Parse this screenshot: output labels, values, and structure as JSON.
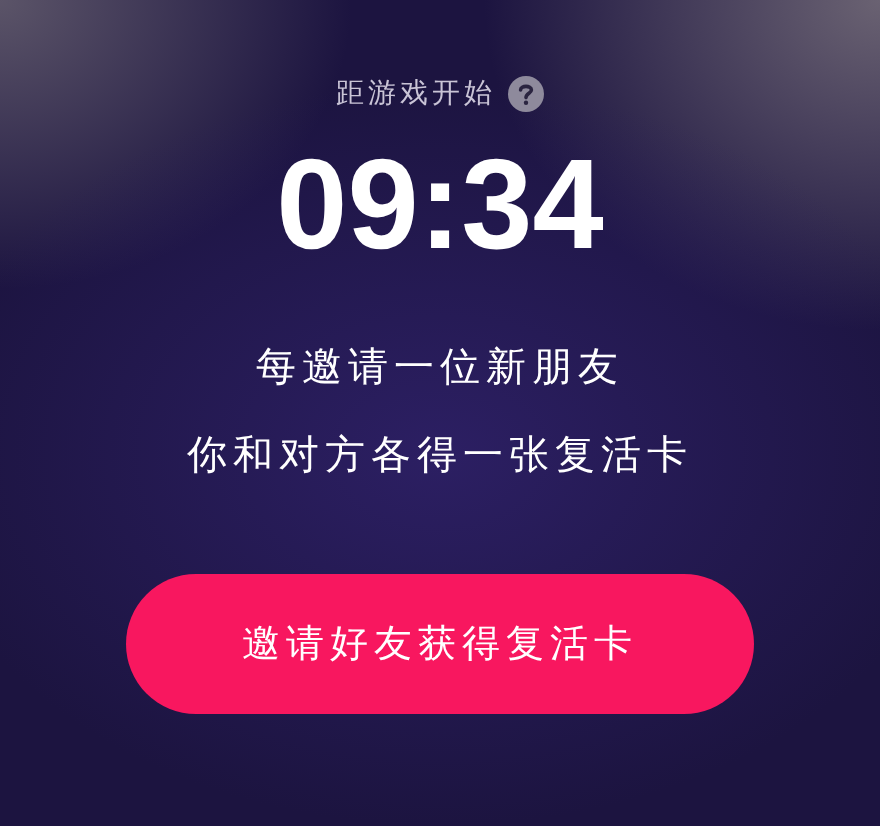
{
  "countdown": {
    "label": "距游戏开始",
    "time": "09:34"
  },
  "message": [
    "每邀请一位新朋友",
    "你和对方各得一张复活卡"
  ],
  "invite_button": {
    "label": "邀请好友获得复活卡"
  }
}
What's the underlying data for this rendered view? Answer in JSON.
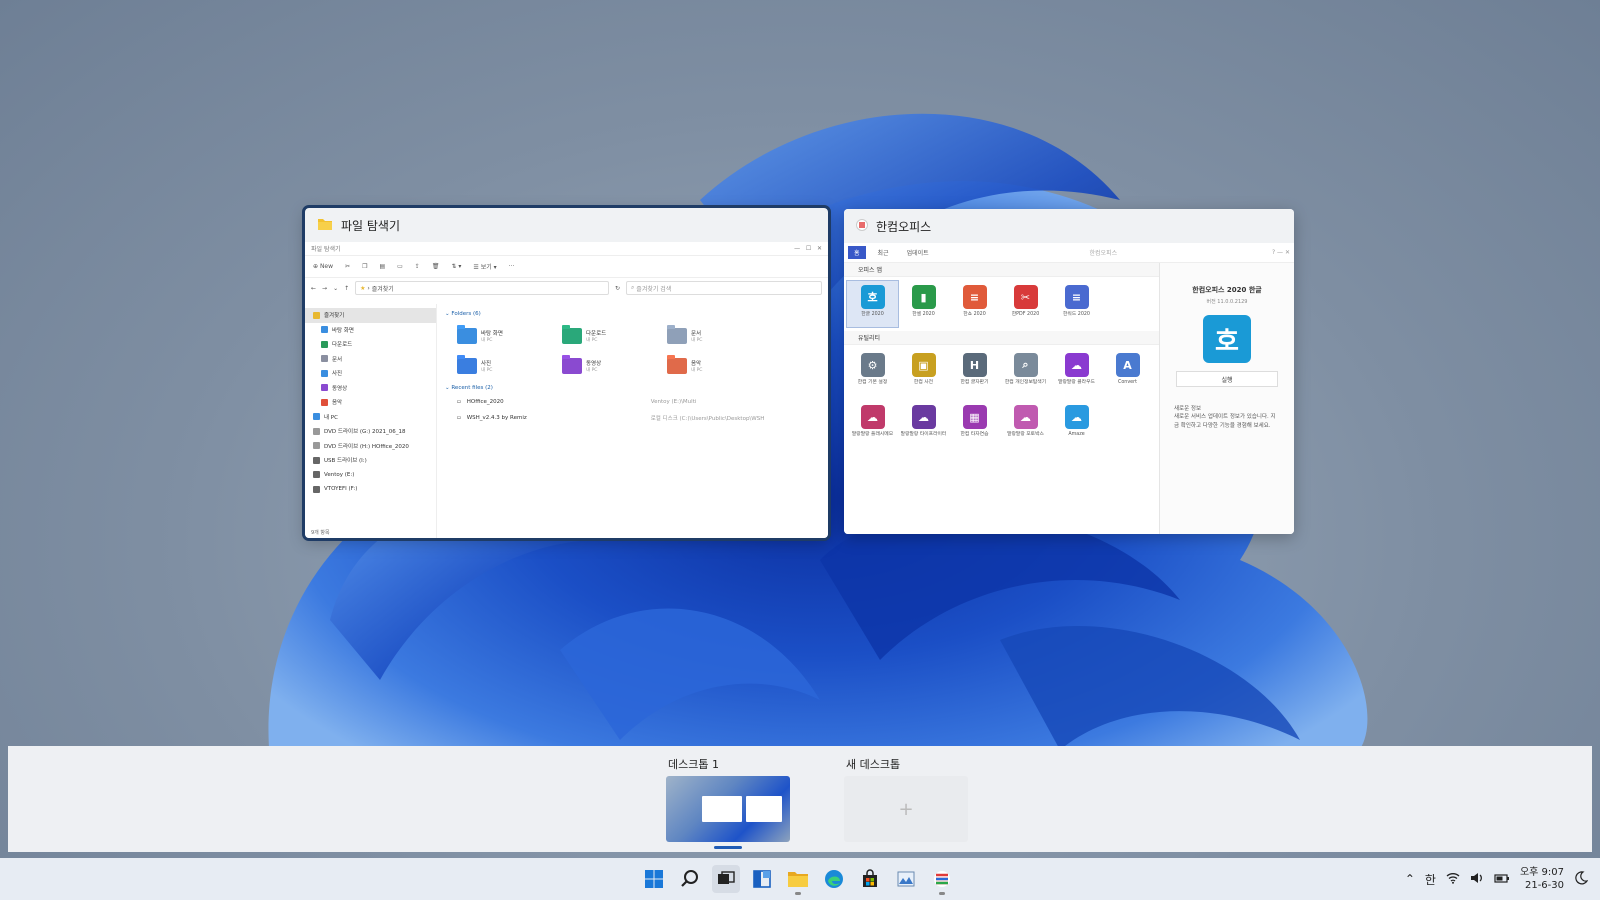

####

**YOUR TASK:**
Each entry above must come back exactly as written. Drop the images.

**TASK RESULT:**
Parse this screenshot: output labels, values, and structure as JSON.
{
  "countdown": {
    "label": "距游戏开始",
    "time": "09:34"
  },
  "message": [
    "每邀请一位新朋友",
    "你和对方各得一张复活卡"
  ],
  "invite_button": {
    "label": "邀请好友获得复活卡"
  }
}
What's the underlying data for this rendered view? Answer in JSON.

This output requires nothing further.